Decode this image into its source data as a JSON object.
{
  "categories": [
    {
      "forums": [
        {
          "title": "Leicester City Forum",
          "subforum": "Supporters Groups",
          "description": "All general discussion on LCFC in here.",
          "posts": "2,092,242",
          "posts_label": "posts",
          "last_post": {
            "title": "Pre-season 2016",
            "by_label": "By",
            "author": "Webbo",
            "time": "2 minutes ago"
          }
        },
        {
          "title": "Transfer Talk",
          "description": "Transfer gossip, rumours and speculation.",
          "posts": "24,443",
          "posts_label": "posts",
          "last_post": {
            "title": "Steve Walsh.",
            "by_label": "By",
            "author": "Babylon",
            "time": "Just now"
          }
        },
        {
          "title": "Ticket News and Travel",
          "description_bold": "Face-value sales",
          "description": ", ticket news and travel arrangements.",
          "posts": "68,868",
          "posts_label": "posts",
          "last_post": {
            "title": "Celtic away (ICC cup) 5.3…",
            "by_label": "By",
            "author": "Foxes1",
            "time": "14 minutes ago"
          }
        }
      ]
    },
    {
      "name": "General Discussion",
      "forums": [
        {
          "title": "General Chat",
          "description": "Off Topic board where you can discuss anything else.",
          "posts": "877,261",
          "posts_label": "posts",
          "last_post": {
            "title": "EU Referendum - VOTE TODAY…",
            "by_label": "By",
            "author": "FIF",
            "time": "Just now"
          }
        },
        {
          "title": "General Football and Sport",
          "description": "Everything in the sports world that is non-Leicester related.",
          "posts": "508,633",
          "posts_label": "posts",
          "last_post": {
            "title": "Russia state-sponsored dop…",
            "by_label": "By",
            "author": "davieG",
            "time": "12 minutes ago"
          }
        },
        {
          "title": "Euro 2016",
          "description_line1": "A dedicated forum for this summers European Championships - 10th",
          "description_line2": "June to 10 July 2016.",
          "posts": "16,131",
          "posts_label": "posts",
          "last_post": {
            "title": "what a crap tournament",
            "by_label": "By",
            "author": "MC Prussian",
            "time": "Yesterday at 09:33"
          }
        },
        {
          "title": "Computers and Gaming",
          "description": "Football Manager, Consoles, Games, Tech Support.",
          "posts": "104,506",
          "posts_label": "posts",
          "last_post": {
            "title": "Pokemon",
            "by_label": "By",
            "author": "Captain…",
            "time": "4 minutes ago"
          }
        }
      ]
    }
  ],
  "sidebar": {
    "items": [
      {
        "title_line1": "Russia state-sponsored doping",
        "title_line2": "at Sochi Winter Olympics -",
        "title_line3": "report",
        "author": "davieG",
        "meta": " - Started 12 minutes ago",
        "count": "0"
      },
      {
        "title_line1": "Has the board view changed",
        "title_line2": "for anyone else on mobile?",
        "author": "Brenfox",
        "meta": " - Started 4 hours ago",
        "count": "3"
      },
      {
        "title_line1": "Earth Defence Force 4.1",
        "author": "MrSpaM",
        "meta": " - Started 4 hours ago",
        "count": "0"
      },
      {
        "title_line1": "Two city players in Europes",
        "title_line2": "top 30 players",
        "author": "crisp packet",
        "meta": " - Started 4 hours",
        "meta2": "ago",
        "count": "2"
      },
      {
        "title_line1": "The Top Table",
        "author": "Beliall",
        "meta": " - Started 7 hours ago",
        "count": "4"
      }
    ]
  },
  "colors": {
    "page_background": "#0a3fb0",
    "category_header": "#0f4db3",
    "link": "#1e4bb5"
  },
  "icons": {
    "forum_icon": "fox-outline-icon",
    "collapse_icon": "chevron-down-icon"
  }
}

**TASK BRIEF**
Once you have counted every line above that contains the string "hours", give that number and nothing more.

**ANSWER BOX**
4